rich such and such a tradesman died.-If he is to be a lawyer, then we set great counsellors, lords, judges, chancellors, before his eyes. We tell him what great fees, and great applause attend fine pleading. We exhort him to take fire at these things, to raise a spirit of emulation in
himself, and to be content with nothing less than the highest honours of the long robe.—That this is the nature of our best education, is too plain to need any proof; and I believe there are few parents, but would be glad to see these instructions daily given to their children.'

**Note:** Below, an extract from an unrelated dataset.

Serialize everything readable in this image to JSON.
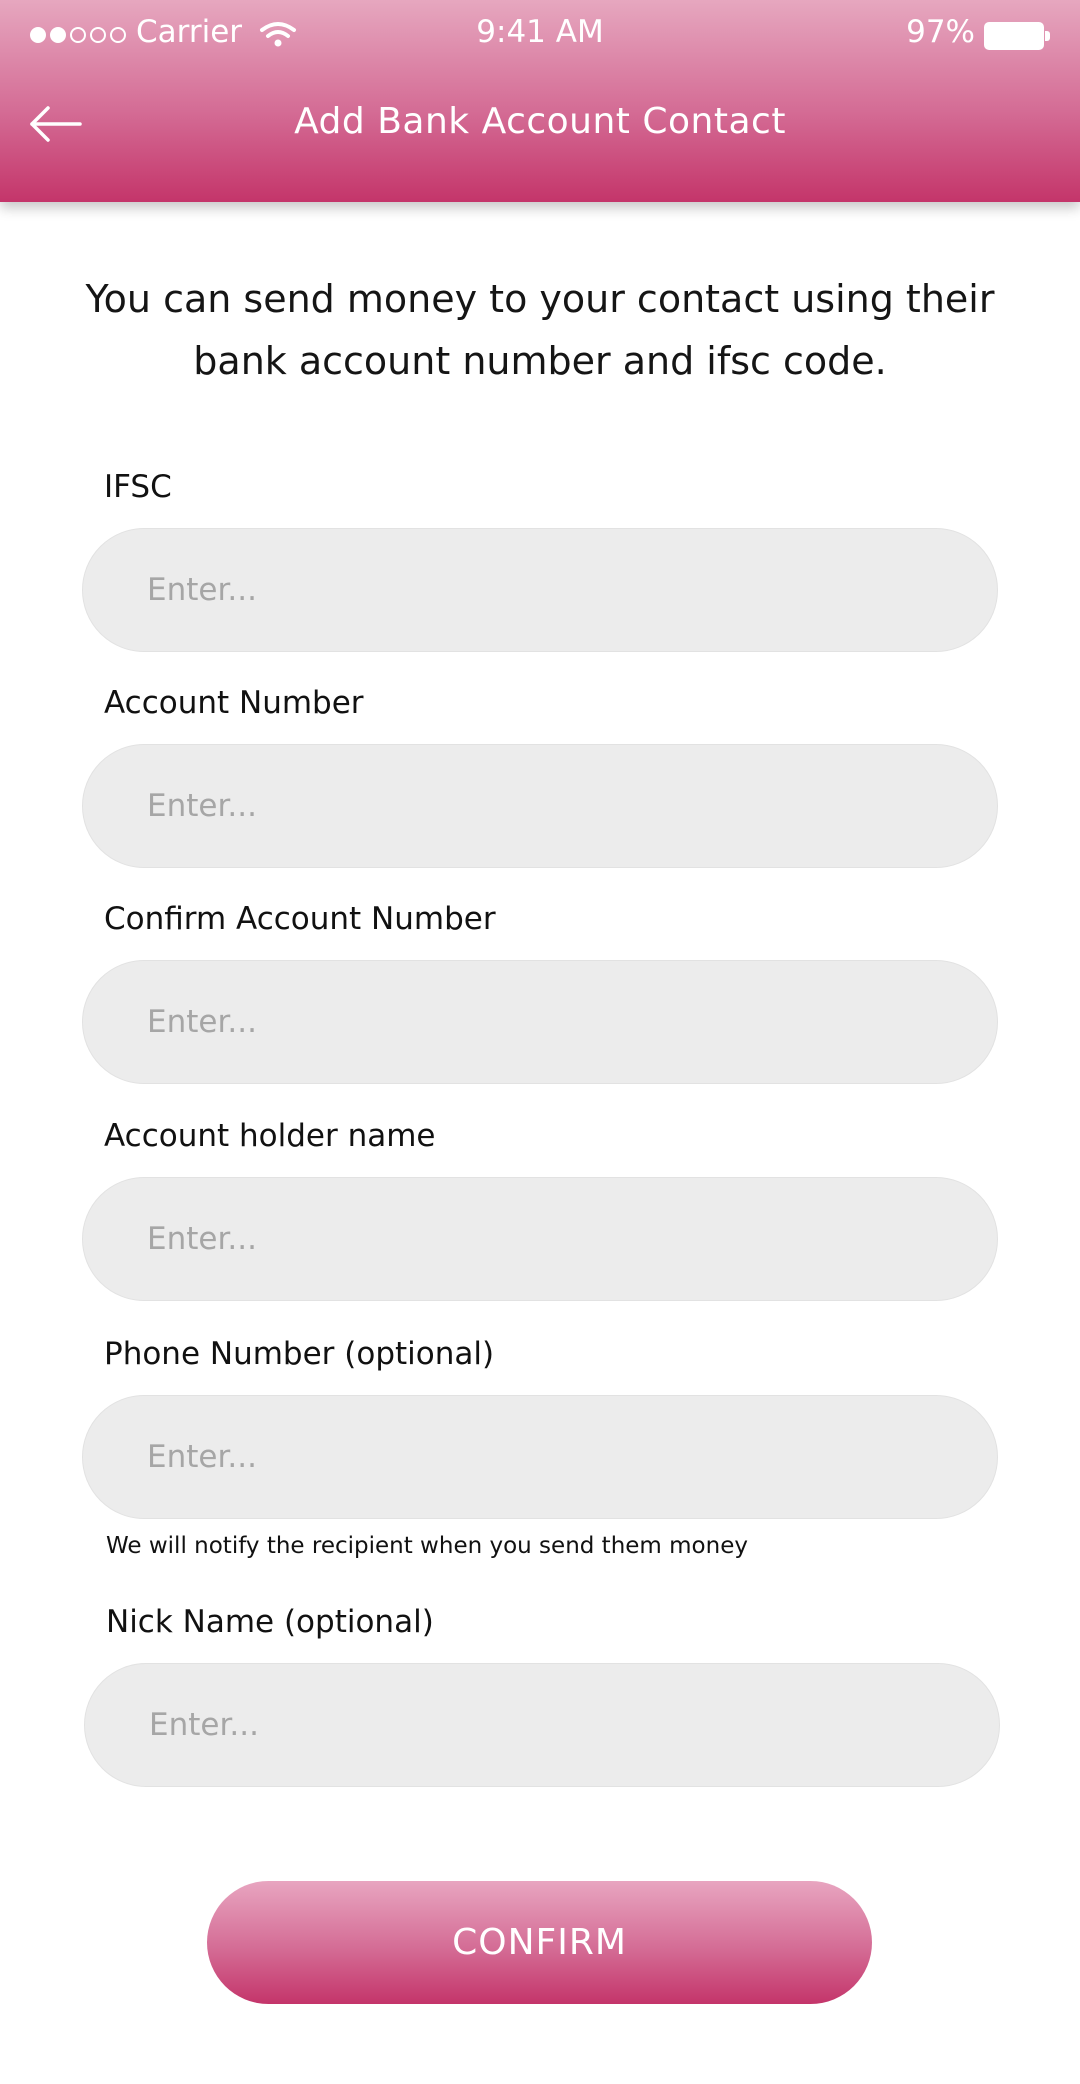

Is there any foundation for these opinions ?Were the motives which influenced the young men of Greece and of Rome in the acquisition of knowledge different from those by which the young men of England are actuated ? and, supposing this difference to exist, is the Love of Excellence or the Love of Excelling the best motive for the formation of a noble minda ? “ How shall our reason be guided that it may be right ;—that it be not a blind guide, but direct us to the place where the star appears, and point to the very house where the babe lieth ? "
a See note 2 A at the end of this Tract, p. 172.